Seascape paintings provide a spectacular waterfront view in any room of the home. It’s no wonder that this genre remains a timeless favorite among art lovers everywhere. Master artists known for their stunning seascapes include Pieter Bruegel the Elder, Ando Hiroshige, Pierre Auguste Renoir, J.M.W. Turner, and Winslow Homer. If you’re an appreciator of artwork depicting the sea, or are passionate about the water, we invite you to browse our international selection of original seascape paintings for sale. We offer works in acrylic, oil, watercolor and more in a diverse variety of artistic styles to suit your personal tastes and space.
Although the sea has captivated artists since antiquity, the subject became especially popular in Europe between the 17th and 19th centuries, beginning with a period known as the Dutch Golden Age of painting. Dutch artists became known for their realistic seascape paintings, which placed emphasis on the water and sky. Painters also focused on the relationship between humans and the ocean, often depicting ships and sailors to parallel the importance of naval power and trade. These maritime scenes, however, were not regarded as high art. During the Romantic period, landscape painters reclaimed the genre, emphasizing natural elements over manmade ones. During the late 1800s, coasts became primarily places for leisure rather than work. This shift further inspired artists to focus on the ocean itself. The sea continues to serve as timeless inspiration for artists today.
Artists utilized different seascape painting techniques to take different approaches to the genre. In general, the movement saw a gradual shift from naval ship scenes to purely aquatic ones. On a technical level, artists employed a variety of styles. Realist painters, most notably during the Dutch Golden Age, added an element of theatricality to their ocean compositions by combining slightly imaginary elements to their works. They played with light and shadow, for example, to dramatize a ship on a stormy sea. These painters also used low horizon lines to emphasize the sky and natural environment. . The Impressionists, known for working en plein air, added this theatricality to their compositions with thick, gestural brushstrokes and thickly layered paint. Artists today continue to explore the genre in all styles.

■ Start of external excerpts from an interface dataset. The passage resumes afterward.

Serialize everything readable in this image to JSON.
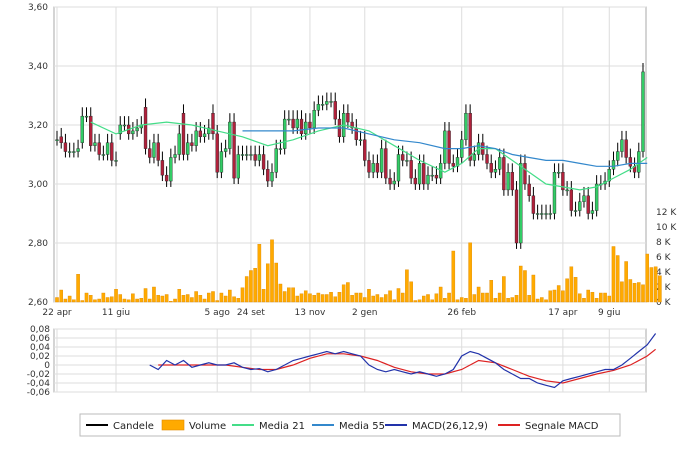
{
  "chart_data": {
    "type": "candlestick",
    "colors": {
      "up": "#33cc66",
      "down": "#b0213b",
      "wick": "#000000",
      "volume": "#ffaa00",
      "ma21": "#44dd88",
      "ma55": "#3388cc",
      "macd": "#2233aa",
      "signal": "#dd2222",
      "grid": "#dddddd"
    },
    "price_axis": {
      "ylim": [
        2.6,
        3.6
      ],
      "ticks": [
        {
          "v": 2.6,
          "label": "2,60"
        },
        {
          "v": 2.8,
          "label": "2,80"
        },
        {
          "v": 3.0,
          "label": "3,00"
        },
        {
          "v": 3.2,
          "label": "3,20"
        },
        {
          "v": 3.4,
          "label": "3,40"
        },
        {
          "v": 3.6,
          "label": "3,60"
        }
      ]
    },
    "volume_axis": {
      "ylim": [
        0,
        12000
      ],
      "ticks": [
        {
          "v": 0,
          "label": "0 K"
        },
        {
          "v": 2000,
          "label": "2 K"
        },
        {
          "v": 4000,
          "label": "4 K"
        },
        {
          "v": 6000,
          "label": "6 K"
        },
        {
          "v": 8000,
          "label": "8 K"
        },
        {
          "v": 10000,
          "label": "10 K"
        },
        {
          "v": 12000,
          "label": "12 K"
        }
      ]
    },
    "macd_axis": {
      "ylim": [
        -0.06,
        0.08
      ],
      "ticks": [
        {
          "v": -0.06,
          "label": "-0,06"
        },
        {
          "v": -0.04,
          "label": "-0,04"
        },
        {
          "v": -0.02,
          "label": "-0,02"
        },
        {
          "v": 0,
          "label": "0"
        },
        {
          "v": 0.02,
          "label": "0,02"
        },
        {
          "v": 0.04,
          "label": "0,04"
        },
        {
          "v": 0.06,
          "label": "0,06"
        },
        {
          "v": 0.08,
          "label": "0,08"
        }
      ]
    },
    "x_ticks": [
      {
        "i": 0,
        "label": "22 apr"
      },
      {
        "i": 14,
        "label": "11 giu"
      },
      {
        "i": 38,
        "label": "5 ago"
      },
      {
        "i": 46,
        "label": "24 set"
      },
      {
        "i": 60,
        "label": "13 nov"
      },
      {
        "i": 73,
        "label": "2 gen"
      },
      {
        "i": 96,
        "label": "26 feb"
      },
      {
        "i": 120,
        "label": "17 apr"
      },
      {
        "i": 131,
        "label": "9 giu"
      }
    ],
    "candles": {
      "close": [
        3.15,
        3.14,
        3.11,
        3.11,
        3.11,
        3.12,
        3.23,
        3.23,
        3.13,
        3.14,
        3.1,
        3.1,
        3.14,
        3.08,
        3.08,
        3.2,
        3.2,
        3.17,
        3.18,
        3.19,
        3.2,
        3.12,
        3.09,
        3.14,
        3.08,
        3.03,
        3.01,
        3.09,
        3.1,
        3.17,
        3.1,
        3.14,
        3.13,
        3.18,
        3.16,
        3.17,
        3.19,
        3.17,
        3.04,
        3.11,
        3.12,
        3.21,
        3.02,
        3.1,
        3.1,
        3.1,
        3.1,
        3.08,
        3.1,
        3.05,
        3.01,
        3.04,
        3.12,
        3.12,
        3.22,
        3.22,
        3.19,
        3.22,
        3.17,
        3.21,
        3.19,
        3.25,
        3.27,
        3.27,
        3.28,
        3.28,
        3.22,
        3.16,
        3.24,
        3.21,
        3.19,
        3.15,
        3.15,
        3.08,
        3.04,
        3.07,
        3.04,
        3.12,
        3.02,
        3.0,
        3.01,
        3.1,
        3.08,
        3.08,
        3.02,
        3.0,
        3.07,
        3.0,
        3.03,
        3.03,
        3.02,
        3.07,
        3.18,
        3.07,
        3.06,
        3.09,
        3.15,
        3.24,
        3.08,
        3.1,
        3.14,
        3.1,
        3.07,
        3.04,
        3.05,
        3.09,
        2.98,
        3.04,
        2.98,
        2.8,
        3.07,
        3.0,
        2.96,
        2.9,
        2.9,
        2.9,
        2.9,
        2.9,
        3.04,
        3.04,
        2.98,
        2.98,
        2.91,
        2.91,
        2.94,
        2.96,
        2.9,
        2.91,
        3.0,
        3.0,
        3.01,
        3.05,
        3.08,
        3.11,
        3.15,
        3.09,
        3.06,
        3.04,
        3.11,
        3.38
      ],
      "open": [
        3.15,
        3.16,
        3.14,
        3.11,
        3.11,
        3.11,
        3.14,
        3.23,
        3.23,
        3.13,
        3.14,
        3.1,
        3.1,
        3.14,
        3.08,
        3.17,
        3.2,
        3.2,
        3.17,
        3.18,
        3.19,
        3.26,
        3.12,
        3.09,
        3.14,
        3.08,
        3.03,
        3.01,
        3.09,
        3.1,
        3.24,
        3.1,
        3.14,
        3.13,
        3.18,
        3.16,
        3.17,
        3.24,
        3.17,
        3.04,
        3.11,
        3.12,
        3.21,
        3.02,
        3.1,
        3.1,
        3.1,
        3.1,
        3.08,
        3.1,
        3.05,
        3.01,
        3.04,
        3.12,
        3.12,
        3.22,
        3.22,
        3.19,
        3.22,
        3.17,
        3.21,
        3.19,
        3.25,
        3.27,
        3.27,
        3.28,
        3.28,
        3.22,
        3.16,
        3.24,
        3.21,
        3.19,
        3.15,
        3.15,
        3.08,
        3.04,
        3.07,
        3.04,
        3.12,
        3.02,
        3.0,
        3.01,
        3.1,
        3.08,
        3.08,
        3.02,
        3.0,
        3.07,
        3.0,
        3.03,
        3.03,
        3.02,
        3.07,
        3.18,
        3.07,
        3.06,
        3.09,
        3.15,
        3.24,
        3.08,
        3.1,
        3.14,
        3.1,
        3.07,
        3.04,
        3.05,
        3.09,
        2.98,
        3.04,
        2.98,
        2.8,
        3.07,
        3.0,
        2.96,
        2.9,
        2.9,
        2.9,
        2.9,
        2.9,
        3.04,
        3.04,
        2.98,
        2.98,
        2.91,
        2.91,
        2.94,
        2.96,
        2.9,
        2.91,
        3.0,
        3.0,
        3.01,
        3.05,
        3.08,
        3.11,
        3.15,
        3.09,
        3.06,
        3.04,
        3.11
      ],
      "volume": [
        600,
        1600,
        400,
        800,
        300,
        3700,
        200,
        1200,
        900,
        300,
        400,
        1200,
        600,
        700,
        1700,
        1000,
        400,
        300,
        1100,
        400,
        500,
        1800,
        400,
        2000,
        900,
        800,
        1000,
        100,
        400,
        1700,
        900,
        1000,
        600,
        1400,
        900,
        400,
        1200,
        1400,
        200,
        1200,
        800,
        1600,
        700,
        500,
        1900,
        3400,
        4200,
        4500,
        7700,
        1700,
        5100,
        8300,
        5200,
        2400,
        1400,
        1900,
        1900,
        800,
        1100,
        1500,
        1100,
        900,
        1200,
        1000,
        1000,
        1300,
        700,
        1300,
        2300,
        2600,
        900,
        1200,
        1200,
        600,
        1700,
        800,
        1000,
        600,
        1000,
        1500,
        300,
        1800,
        1200,
        4300,
        2700,
        200,
        300,
        800,
        1000,
        300,
        1100,
        2000,
        500,
        1200,
        6800,
        300,
        600,
        500,
        7900,
        1000,
        2000,
        1200,
        1200,
        2900,
        500,
        1200,
        3400,
        500,
        600,
        900,
        4800,
        4200,
        900,
        3600,
        400,
        600,
        300,
        1500,
        1600,
        2200,
        1500,
        3100,
        4700,
        3300,
        1100,
        500,
        1600,
        1300,
        500,
        1200,
        1200,
        800,
        7400,
        6200,
        2700,
        5400,
        3000,
        2500,
        2600,
        2300,
        6400,
        4600,
        4700,
        3500
      ]
    },
    "ma21": [
      [
        8,
        3.21
      ],
      [
        14,
        3.17
      ],
      [
        20,
        3.2
      ],
      [
        26,
        3.21
      ],
      [
        32,
        3.2
      ],
      [
        38,
        3.18
      ],
      [
        44,
        3.16
      ],
      [
        50,
        3.13
      ],
      [
        56,
        3.15
      ],
      [
        62,
        3.18
      ],
      [
        68,
        3.2
      ],
      [
        74,
        3.18
      ],
      [
        80,
        3.13
      ],
      [
        86,
        3.08
      ],
      [
        92,
        3.04
      ],
      [
        96,
        3.07
      ],
      [
        100,
        3.12
      ],
      [
        104,
        3.12
      ],
      [
        108,
        3.08
      ],
      [
        112,
        3.04
      ],
      [
        116,
        3.0
      ],
      [
        120,
        2.99
      ],
      [
        124,
        2.98
      ],
      [
        128,
        2.99
      ],
      [
        132,
        3.02
      ],
      [
        136,
        3.05
      ],
      [
        140,
        3.09
      ]
    ],
    "ma55": [
      [
        44,
        3.18
      ],
      [
        50,
        3.18
      ],
      [
        56,
        3.18
      ],
      [
        62,
        3.19
      ],
      [
        68,
        3.19
      ],
      [
        74,
        3.17
      ],
      [
        80,
        3.15
      ],
      [
        86,
        3.14
      ],
      [
        92,
        3.12
      ],
      [
        96,
        3.12
      ],
      [
        100,
        3.13
      ],
      [
        104,
        3.12
      ],
      [
        108,
        3.1
      ],
      [
        112,
        3.09
      ],
      [
        116,
        3.08
      ],
      [
        120,
        3.08
      ],
      [
        124,
        3.07
      ],
      [
        128,
        3.06
      ],
      [
        132,
        3.06
      ],
      [
        136,
        3.07
      ],
      [
        140,
        3.07
      ]
    ],
    "macd": [
      [
        22,
        0.0
      ],
      [
        24,
        -0.01
      ],
      [
        26,
        0.01
      ],
      [
        28,
        0.0
      ],
      [
        30,
        0.01
      ],
      [
        32,
        -0.005
      ],
      [
        34,
        0.0
      ],
      [
        36,
        0.005
      ],
      [
        38,
        0.0
      ],
      [
        40,
        0.0
      ],
      [
        42,
        0.005
      ],
      [
        44,
        -0.005
      ],
      [
        46,
        -0.01
      ],
      [
        48,
        -0.008
      ],
      [
        50,
        -0.015
      ],
      [
        52,
        -0.01
      ],
      [
        54,
        0.0
      ],
      [
        56,
        0.01
      ],
      [
        58,
        0.015
      ],
      [
        60,
        0.02
      ],
      [
        62,
        0.025
      ],
      [
        64,
        0.03
      ],
      [
        66,
        0.025
      ],
      [
        68,
        0.03
      ],
      [
        70,
        0.025
      ],
      [
        72,
        0.02
      ],
      [
        74,
        0.0
      ],
      [
        76,
        -0.01
      ],
      [
        78,
        -0.015
      ],
      [
        80,
        -0.01
      ],
      [
        82,
        -0.015
      ],
      [
        84,
        -0.02
      ],
      [
        86,
        -0.015
      ],
      [
        88,
        -0.02
      ],
      [
        90,
        -0.025
      ],
      [
        92,
        -0.02
      ],
      [
        94,
        -0.01
      ],
      [
        96,
        0.02
      ],
      [
        98,
        0.03
      ],
      [
        100,
        0.025
      ],
      [
        102,
        0.015
      ],
      [
        104,
        0.005
      ],
      [
        106,
        -0.01
      ],
      [
        108,
        -0.02
      ],
      [
        110,
        -0.03
      ],
      [
        112,
        -0.03
      ],
      [
        114,
        -0.04
      ],
      [
        116,
        -0.045
      ],
      [
        118,
        -0.05
      ],
      [
        120,
        -0.035
      ],
      [
        122,
        -0.03
      ],
      [
        124,
        -0.025
      ],
      [
        126,
        -0.02
      ],
      [
        128,
        -0.015
      ],
      [
        130,
        -0.01
      ],
      [
        132,
        -0.01
      ],
      [
        134,
        0.0
      ],
      [
        136,
        0.015
      ],
      [
        138,
        0.03
      ],
      [
        140,
        0.045
      ],
      [
        142,
        0.07
      ]
    ],
    "signal": [
      [
        24,
        0.0
      ],
      [
        28,
        0.0
      ],
      [
        32,
        0.0
      ],
      [
        36,
        0.0
      ],
      [
        40,
        0.0
      ],
      [
        44,
        -0.005
      ],
      [
        48,
        -0.01
      ],
      [
        52,
        -0.01
      ],
      [
        56,
        0.0
      ],
      [
        60,
        0.015
      ],
      [
        64,
        0.025
      ],
      [
        68,
        0.025
      ],
      [
        72,
        0.02
      ],
      [
        76,
        0.01
      ],
      [
        80,
        -0.005
      ],
      [
        84,
        -0.015
      ],
      [
        88,
        -0.02
      ],
      [
        92,
        -0.02
      ],
      [
        96,
        -0.01
      ],
      [
        100,
        0.01
      ],
      [
        104,
        0.005
      ],
      [
        108,
        -0.01
      ],
      [
        112,
        -0.025
      ],
      [
        116,
        -0.035
      ],
      [
        120,
        -0.04
      ],
      [
        124,
        -0.03
      ],
      [
        128,
        -0.02
      ],
      [
        132,
        -0.012
      ],
      [
        136,
        0.0
      ],
      [
        140,
        0.02
      ],
      [
        142,
        0.035
      ]
    ],
    "legend": [
      {
        "key": "wick",
        "label": "Candele"
      },
      {
        "key": "volume",
        "label": "Volume"
      },
      {
        "key": "ma21",
        "label": "Media 21"
      },
      {
        "key": "ma55",
        "label": "Media 55"
      },
      {
        "key": "macd",
        "label": "MACD(26,12,9)"
      },
      {
        "key": "signal",
        "label": "Segnale MACD"
      }
    ]
  }
}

Many Dutch artists are well-known for their seascape paintings and artwork. Jan van Goyen is credited for helping pull Dutch landscape and seascape painting further into the realist style. Famous seascape paintings include Rembrandt’s “The Storm on the Sea of Galilee” (1633), Claude Monet’s “Impression, Sunrise” (1872) and “The Cliffs at Etretat” (1885), and Gustave Courbet’s “The Waves” (1869). J.M.W. Turner, known for his landscapes, also experimented with the genre in works like “The Jetty of Calais” (1803). Other painters known for their seascape works include Pieter Bruegel, Eugene Bodin, Claude Joseph Vernet, Berthe Morisot, Thomas Eakins, Winslow Homer, and Pierre-Auguste Renoir.